__Work to be completed__. Return the records exactly, with nothing added.

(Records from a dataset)
━━━━━━━━━━━━━━━━━━━━

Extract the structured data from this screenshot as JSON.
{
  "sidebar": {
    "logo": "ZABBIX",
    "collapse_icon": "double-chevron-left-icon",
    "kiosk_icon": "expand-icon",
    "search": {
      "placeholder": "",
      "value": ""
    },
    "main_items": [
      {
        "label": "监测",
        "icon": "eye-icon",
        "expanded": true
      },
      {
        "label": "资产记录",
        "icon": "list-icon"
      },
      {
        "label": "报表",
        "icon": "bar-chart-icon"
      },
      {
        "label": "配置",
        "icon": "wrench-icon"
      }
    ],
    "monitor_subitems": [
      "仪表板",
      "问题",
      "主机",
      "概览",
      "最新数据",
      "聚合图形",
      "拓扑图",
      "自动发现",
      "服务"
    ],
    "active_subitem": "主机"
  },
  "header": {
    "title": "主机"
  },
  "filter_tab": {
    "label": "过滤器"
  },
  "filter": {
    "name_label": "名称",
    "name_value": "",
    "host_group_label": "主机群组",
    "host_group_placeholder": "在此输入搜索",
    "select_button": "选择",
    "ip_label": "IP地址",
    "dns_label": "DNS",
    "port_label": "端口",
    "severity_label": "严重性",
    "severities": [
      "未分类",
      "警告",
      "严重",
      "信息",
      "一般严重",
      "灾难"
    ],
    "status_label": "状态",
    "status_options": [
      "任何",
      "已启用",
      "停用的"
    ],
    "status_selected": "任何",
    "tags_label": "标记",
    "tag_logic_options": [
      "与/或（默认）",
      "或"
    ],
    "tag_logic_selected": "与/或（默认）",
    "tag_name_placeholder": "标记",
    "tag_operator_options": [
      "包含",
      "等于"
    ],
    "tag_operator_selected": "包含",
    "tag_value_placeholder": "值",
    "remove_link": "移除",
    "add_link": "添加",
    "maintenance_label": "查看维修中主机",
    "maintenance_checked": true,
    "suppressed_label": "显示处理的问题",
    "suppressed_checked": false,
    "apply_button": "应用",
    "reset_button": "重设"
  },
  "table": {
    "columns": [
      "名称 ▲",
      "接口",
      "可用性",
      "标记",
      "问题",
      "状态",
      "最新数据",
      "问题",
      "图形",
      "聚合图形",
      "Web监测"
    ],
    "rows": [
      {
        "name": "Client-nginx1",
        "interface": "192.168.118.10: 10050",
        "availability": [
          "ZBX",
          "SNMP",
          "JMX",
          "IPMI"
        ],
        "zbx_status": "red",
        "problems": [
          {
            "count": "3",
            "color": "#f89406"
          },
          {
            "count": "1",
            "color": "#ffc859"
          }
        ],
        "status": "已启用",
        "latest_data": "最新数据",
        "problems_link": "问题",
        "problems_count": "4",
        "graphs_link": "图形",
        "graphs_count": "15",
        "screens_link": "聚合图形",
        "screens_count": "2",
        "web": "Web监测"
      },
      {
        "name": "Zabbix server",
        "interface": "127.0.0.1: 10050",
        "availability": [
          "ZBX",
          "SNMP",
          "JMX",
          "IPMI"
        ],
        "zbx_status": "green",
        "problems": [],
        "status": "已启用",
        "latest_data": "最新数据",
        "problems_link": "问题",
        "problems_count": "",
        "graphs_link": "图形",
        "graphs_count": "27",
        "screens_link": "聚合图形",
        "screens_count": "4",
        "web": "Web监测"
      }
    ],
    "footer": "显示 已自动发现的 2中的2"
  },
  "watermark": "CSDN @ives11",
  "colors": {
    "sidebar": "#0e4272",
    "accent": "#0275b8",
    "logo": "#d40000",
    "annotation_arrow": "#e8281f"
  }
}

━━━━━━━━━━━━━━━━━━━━

__Solution for this task__.
Extract the structured data from this screenshot as JSON.
{
  "sidebar": {
    "logo": "ZABBIX",
    "collapse_icon": "double-chevron-left-icon",
    "kiosk_icon": "expand-icon",
    "search": {
      "placeholder": "",
      "value": ""
    },
    "main_items": [
      {
        "label": "监测",
        "icon": "eye-icon",
        "expanded": true
      },
      {
        "label": "资产记录",
        "icon": "list-icon"
      },
      {
        "label": "报表",
        "icon": "bar-chart-icon"
      },
      {
        "label": "配置",
        "icon": "wrench-icon"
      }
    ],
    "monitor_subitems": [
      "仪表板",
      "问题",
      "主机",
      "概览",
      "最新数据",
      "聚合图形",
      "拓扑图",
      "自动发现",
      "服务"
    ],
    "active_subitem": "主机"
  },
  "header": {
    "title": "主机"
  },
  "filter_tab": {
    "label": "过滤器"
  },
  "filter": {
    "name_label": "名称",
    "name_value": "",
    "host_group_label": "主机群组",
    "host_group_placeholder": "在此输入搜索",
    "select_button": "选择",
    "ip_label": "IP地址",
    "dns_label": "DNS",
    "port_label": "端口",
    "severity_label": "严重性",
    "severities": [
      "未分类",
      "警告",
      "严重",
      "信息",
      "一般严重",
      "灾难"
    ],
    "status_label": "状态",
    "status_options": [
      "任何",
      "已启用",
      "停用的"
    ],
    "status_selected": "任何",
    "tags_label": "标记",
    "tag_logic_options": [
      "与/或（默认）",
      "或"
    ],
    "tag_logic_selected": "与/或（默认）",
    "tag_name_placeholder": "标记",
    "tag_operator_options": [
      "包含",
      "等于"
    ],
    "tag_operator_selected": "包含",
    "tag_value_placeholder": "值",
    "remove_link": "移除",
    "add_link": "添加",
    "maintenance_label": "查看维修中主机",
    "maintenance_checked": true,
    "suppressed_label": "显示处理的问题",
    "suppressed_checked": false,
    "apply_button": "应用",
    "reset_button": "重设"
  },
  "table": {
    "columns": [
      "名称 ▲",
      "接口",
      "可用性",
      "标记",
      "问题",
      "状态",
      "最新数据",
      "问题",
      "图形",
      "聚合图形",
      "Web监测"
    ],
    "rows": [
      {
        "name": "Client-nginx1",
        "interface": "192.168.118.10: 10050",
        "availability": [
          "ZBX",
          "SNMP",
          "JMX",
          "IPMI"
        ],
        "zbx_status": "red",
        "problems": [
          {
            "count": "3",
            "color": "#f89406"
          },
          {
            "count": "1",
            "color": "#ffc859"
          }
        ],
        "status": "已启用",
        "latest_data": "最新数据",
        "problems_link": "问题",
        "problems_count": "4",
        "graphs_link": "图形",
        "graphs_count": "15",
        "screens_link": "聚合图形",
        "screens_count": "2",
        "web": "Web监测"
      },
      {
        "name": "Zabbix server",
        "interface": "127.0.0.1: 10050",
        "availability": [
          "ZBX",
          "SNMP",
          "JMX",
          "IPMI"
        ],
        "zbx_status": "green",
        "problems": [],
        "status": "已启用",
        "latest_data": "最新数据",
        "problems_link": "问题",
        "problems_count": "",
        "graphs_link": "图形",
        "graphs_count": "27",
        "screens_link": "聚合图形",
        "screens_count": "4",
        "web": "Web监测"
      }
    ],
    "footer": "显示 已自动发现的 2中的2"
  },
  "watermark": "CSDN @ives11",
  "colors": {
    "sidebar": "#0e4272",
    "accent": "#0275b8",
    "logo": "#d40000",
    "annotation_arrow": "#e8281f"
  }
}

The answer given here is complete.